EXERCISE DESCRIPTION ->
In the data, find each line where the word "title" appears and list that line.

DATA FOR ANALYSIS ->
################

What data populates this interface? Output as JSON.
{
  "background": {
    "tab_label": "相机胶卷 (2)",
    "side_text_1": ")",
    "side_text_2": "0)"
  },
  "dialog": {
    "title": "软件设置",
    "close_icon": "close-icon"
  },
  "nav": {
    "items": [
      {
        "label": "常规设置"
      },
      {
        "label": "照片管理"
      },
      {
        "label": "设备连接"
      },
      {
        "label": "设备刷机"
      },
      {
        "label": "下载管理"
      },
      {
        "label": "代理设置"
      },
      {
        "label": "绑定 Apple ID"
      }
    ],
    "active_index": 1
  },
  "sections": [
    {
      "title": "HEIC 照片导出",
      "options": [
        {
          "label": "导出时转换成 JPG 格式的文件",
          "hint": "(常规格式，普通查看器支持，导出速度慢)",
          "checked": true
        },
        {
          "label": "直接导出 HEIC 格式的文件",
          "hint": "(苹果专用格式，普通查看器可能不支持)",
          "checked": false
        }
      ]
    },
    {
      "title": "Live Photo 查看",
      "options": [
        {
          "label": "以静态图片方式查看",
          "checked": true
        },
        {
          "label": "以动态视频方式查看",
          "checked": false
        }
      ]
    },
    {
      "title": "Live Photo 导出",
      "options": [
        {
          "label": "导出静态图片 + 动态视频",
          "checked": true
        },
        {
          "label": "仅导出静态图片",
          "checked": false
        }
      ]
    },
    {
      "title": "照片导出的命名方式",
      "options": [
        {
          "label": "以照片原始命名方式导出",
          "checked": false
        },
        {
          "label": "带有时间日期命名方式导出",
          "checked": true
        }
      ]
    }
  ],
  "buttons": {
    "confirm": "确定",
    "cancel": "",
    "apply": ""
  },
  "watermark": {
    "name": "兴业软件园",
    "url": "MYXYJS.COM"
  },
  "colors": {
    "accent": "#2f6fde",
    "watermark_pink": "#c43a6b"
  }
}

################

SOLUTION BELOW ->
    "title": "软件设置",
      "title": "HEIC 照片导出",
      "title": "Live Photo 查看",
      "title": "Live Photo 导出",
      "title": "照片导出的命名方式",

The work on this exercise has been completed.